On the flip side, New Jersey Sen. Cory Booker and former Texas Rep. Beto O’Rourke may have doomed their Oval Office ambitions for 2020 with stale anecdotes of folks they’d met on the campaign trail, rehearsed-sounding bits on the economy, Iran, climate change (take your pick) and awkward breakouts of Spanish.
O’Rourke used Spanish in his first answer, seven minutes into the debate, as if to say, “Look, I’ve still got an edge, even if there is no table to jump on!”
Booker tried to do the same in a question posed by Diaz-Balart, but his answer too felt more like an attention grab than an effort to communicate.
“Decision 2020,” as it was coined by the host network, also co-starred Ohio Rep. Tim Ryan, Hawaii Rep. Tulsi Gabbard, Washington Gov. Jay Inslee and former Maryland Rep. John Delaney. They all stood at Plexiglas lecterns in an order determined by their ranking in the polls. Warren, center-stage, was flanked by the 6-foot-2 Booker and 6-foot-4 O’Rourke. It was an indelible image, the women on stage — Warren in purple, Gabbard in red and both, along with Klobuchar, shorter in stature than their male counterparts — breaking up the suit-and-tie visual of televised debates dating back to Kennedy and Nixon. Behind them was a 600-square-foot screen projecting an image of the White House, sans Trump strolling the grounds.

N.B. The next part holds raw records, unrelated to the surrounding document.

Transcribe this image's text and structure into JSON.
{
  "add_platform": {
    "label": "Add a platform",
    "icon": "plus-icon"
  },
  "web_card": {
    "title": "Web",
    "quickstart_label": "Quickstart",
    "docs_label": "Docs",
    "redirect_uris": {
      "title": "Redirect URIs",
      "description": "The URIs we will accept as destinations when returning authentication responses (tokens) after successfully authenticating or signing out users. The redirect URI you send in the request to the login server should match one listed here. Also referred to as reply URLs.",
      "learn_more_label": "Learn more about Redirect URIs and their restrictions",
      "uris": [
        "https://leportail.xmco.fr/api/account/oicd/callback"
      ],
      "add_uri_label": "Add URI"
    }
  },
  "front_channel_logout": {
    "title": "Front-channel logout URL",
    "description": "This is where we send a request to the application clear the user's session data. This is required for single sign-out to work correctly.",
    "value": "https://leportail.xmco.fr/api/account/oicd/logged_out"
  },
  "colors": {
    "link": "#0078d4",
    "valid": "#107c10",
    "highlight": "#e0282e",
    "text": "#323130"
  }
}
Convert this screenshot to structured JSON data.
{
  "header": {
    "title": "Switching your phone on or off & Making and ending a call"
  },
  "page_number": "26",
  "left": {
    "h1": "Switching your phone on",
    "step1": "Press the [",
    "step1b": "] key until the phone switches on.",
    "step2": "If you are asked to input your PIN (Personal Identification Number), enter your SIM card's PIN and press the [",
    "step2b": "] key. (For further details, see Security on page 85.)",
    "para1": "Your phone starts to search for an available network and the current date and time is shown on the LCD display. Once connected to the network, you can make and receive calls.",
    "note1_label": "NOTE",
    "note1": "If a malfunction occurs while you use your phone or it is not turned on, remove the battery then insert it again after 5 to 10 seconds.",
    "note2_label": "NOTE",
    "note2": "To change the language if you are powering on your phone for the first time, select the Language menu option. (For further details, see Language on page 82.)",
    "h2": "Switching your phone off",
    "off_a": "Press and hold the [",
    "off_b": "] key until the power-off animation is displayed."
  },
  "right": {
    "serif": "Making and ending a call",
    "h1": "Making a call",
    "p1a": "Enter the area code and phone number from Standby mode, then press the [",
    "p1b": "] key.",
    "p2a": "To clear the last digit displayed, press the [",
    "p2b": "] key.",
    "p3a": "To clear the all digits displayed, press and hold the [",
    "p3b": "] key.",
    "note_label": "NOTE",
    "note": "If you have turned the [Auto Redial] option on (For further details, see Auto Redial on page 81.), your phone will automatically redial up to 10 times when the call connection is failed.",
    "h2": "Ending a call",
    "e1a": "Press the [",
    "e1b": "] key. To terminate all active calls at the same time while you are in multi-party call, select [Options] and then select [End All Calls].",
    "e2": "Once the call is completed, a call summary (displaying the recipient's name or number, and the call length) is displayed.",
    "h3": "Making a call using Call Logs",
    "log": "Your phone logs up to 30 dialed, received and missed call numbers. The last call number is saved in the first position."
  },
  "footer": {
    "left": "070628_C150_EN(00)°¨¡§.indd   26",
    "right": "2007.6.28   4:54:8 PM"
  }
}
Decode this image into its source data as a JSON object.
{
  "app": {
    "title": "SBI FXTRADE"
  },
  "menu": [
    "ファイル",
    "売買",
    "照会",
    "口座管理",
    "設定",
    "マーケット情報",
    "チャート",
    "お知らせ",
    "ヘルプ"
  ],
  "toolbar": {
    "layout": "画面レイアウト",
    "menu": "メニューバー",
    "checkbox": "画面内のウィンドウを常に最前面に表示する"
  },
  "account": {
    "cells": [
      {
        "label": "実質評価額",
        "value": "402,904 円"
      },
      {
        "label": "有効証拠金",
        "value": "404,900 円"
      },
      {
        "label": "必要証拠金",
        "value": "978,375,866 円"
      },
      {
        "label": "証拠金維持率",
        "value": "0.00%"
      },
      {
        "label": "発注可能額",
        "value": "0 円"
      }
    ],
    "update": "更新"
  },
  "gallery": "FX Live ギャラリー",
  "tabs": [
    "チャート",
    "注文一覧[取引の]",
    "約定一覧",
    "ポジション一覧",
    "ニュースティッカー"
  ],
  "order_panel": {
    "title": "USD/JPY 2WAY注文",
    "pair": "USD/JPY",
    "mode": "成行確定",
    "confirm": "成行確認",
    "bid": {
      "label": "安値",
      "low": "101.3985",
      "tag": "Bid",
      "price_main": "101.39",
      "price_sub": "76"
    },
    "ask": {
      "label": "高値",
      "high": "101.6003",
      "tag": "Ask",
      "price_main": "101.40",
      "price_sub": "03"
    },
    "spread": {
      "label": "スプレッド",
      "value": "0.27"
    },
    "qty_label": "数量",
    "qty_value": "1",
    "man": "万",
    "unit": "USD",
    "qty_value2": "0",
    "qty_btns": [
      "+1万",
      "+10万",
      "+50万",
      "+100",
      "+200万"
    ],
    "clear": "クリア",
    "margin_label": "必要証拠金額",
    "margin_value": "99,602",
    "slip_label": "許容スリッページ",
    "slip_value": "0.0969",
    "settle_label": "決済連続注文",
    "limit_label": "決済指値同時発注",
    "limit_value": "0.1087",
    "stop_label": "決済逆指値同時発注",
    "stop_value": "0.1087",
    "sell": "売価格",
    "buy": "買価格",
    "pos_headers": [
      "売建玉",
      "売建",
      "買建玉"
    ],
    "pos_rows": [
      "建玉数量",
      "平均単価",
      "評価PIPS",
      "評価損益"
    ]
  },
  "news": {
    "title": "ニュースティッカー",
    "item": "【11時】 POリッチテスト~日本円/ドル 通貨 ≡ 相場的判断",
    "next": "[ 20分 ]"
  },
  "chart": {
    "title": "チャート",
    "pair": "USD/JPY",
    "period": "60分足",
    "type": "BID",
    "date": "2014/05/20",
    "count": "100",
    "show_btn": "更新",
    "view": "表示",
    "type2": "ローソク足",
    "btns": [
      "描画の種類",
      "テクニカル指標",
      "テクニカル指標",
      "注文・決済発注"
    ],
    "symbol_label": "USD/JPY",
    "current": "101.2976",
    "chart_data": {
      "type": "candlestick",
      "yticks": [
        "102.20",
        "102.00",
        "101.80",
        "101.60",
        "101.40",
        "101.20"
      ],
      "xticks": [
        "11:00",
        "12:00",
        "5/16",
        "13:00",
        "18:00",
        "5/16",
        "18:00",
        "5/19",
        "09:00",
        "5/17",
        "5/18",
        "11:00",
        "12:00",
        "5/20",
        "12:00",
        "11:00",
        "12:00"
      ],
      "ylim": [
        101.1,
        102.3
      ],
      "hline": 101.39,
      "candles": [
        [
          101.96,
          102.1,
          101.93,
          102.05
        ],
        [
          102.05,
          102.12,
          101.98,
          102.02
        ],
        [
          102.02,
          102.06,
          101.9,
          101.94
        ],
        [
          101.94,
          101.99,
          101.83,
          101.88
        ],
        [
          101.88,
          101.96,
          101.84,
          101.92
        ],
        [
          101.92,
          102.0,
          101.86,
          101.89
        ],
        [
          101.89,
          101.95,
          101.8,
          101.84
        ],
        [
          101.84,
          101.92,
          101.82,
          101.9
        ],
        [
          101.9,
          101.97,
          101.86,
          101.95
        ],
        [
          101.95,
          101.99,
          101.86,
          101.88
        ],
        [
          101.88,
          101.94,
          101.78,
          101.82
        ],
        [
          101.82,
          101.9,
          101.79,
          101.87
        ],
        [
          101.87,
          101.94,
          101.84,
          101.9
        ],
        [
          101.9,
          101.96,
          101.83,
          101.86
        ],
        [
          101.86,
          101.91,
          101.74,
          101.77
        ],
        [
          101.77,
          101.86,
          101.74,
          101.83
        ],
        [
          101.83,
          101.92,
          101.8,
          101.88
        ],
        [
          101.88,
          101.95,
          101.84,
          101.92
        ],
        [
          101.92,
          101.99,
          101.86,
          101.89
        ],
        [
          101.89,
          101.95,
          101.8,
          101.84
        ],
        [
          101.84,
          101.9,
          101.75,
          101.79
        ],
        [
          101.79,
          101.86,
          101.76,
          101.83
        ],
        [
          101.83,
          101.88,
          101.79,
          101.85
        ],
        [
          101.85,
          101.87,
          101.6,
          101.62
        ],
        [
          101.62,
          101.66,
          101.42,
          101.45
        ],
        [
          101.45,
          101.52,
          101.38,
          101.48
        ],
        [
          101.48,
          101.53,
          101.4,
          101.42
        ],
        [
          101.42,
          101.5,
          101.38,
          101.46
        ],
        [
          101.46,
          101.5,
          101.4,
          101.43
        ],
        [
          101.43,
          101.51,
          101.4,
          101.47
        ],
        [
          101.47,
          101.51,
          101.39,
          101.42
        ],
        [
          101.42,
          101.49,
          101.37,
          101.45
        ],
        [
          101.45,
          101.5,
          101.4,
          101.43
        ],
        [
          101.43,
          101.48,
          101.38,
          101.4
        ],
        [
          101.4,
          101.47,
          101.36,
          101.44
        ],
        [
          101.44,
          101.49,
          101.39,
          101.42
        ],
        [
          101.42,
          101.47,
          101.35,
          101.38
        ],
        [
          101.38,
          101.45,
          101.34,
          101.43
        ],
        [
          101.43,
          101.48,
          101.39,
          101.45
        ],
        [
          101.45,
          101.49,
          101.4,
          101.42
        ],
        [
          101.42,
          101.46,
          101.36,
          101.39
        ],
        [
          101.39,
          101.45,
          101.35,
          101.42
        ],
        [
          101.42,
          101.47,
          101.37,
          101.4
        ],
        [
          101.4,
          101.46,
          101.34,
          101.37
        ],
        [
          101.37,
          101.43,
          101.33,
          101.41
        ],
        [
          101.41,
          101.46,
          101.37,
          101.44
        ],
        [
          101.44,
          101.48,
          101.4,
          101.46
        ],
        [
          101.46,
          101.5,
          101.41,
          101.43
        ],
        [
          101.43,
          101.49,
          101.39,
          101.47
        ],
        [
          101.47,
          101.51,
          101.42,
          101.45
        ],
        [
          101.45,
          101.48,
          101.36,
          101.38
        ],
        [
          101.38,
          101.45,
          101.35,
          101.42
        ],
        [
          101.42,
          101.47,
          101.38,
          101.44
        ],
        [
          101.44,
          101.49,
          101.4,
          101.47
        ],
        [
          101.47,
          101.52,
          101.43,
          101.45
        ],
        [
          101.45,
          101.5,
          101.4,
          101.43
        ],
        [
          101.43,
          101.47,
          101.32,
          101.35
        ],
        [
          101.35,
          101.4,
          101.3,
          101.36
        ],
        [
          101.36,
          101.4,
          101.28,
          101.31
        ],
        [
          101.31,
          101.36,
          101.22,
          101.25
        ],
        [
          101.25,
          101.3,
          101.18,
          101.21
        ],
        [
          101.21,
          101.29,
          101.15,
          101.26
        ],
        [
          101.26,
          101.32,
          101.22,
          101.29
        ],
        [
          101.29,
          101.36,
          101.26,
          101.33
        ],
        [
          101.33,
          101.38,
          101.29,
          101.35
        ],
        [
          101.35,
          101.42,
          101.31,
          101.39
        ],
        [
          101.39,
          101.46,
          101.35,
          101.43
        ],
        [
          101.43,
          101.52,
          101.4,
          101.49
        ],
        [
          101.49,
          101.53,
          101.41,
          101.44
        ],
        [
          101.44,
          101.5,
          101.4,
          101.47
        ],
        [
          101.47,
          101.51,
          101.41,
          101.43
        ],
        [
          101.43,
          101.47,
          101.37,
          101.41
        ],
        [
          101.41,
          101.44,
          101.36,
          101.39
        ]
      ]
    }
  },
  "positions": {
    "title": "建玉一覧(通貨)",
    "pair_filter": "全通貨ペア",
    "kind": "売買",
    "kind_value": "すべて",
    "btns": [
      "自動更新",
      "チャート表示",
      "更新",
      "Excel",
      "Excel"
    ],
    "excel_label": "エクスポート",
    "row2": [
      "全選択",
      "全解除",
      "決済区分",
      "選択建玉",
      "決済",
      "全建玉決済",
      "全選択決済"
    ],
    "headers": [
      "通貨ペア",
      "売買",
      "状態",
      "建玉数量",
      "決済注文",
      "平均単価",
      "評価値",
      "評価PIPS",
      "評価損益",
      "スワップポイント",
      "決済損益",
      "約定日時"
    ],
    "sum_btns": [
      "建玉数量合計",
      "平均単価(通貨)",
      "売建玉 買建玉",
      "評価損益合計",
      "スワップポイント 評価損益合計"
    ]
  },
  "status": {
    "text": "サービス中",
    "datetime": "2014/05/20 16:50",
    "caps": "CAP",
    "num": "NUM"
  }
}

In the days leading up to the debate, analysts and pundits noted that the biggest challenge of this primary kickoff would be wresting the limelight from the most attention-starved president. But if a Jerry Springer-style smackdown was the benchmark of success, then the Democratic debate proudly failed: On the whole, there was general congeniality among the rivals for the nomination, not to mention a fair bit of substantial talk about the actual issues plaguing the nation. At one point, Holt wryly highlighted the similarities of the candidates’ platforms: “I’m trying to figure out if there’s any daylight between you.”
Not the stuff of network executives’ ratings dreams, but certainly the less-staged approach to political theater reflected the change that’s come to Washington since the last presidential race.
Thursday’s debate may turn out to be an entirely different show, with front-runner Joe Biden and rivals Bernie Sanders, Kamala Harris and Pete Buttigieg — as well as six more contenders — taking the stage. The stakes are higher, the voting records are longer, and mining the former vice president’s cornucopia of gaffes could fuel an entire debate season.
But for at least one evening, the most persuasive Democrats appeared to speak candidly: In the race to defeat an unscripted president, authenticity won the night.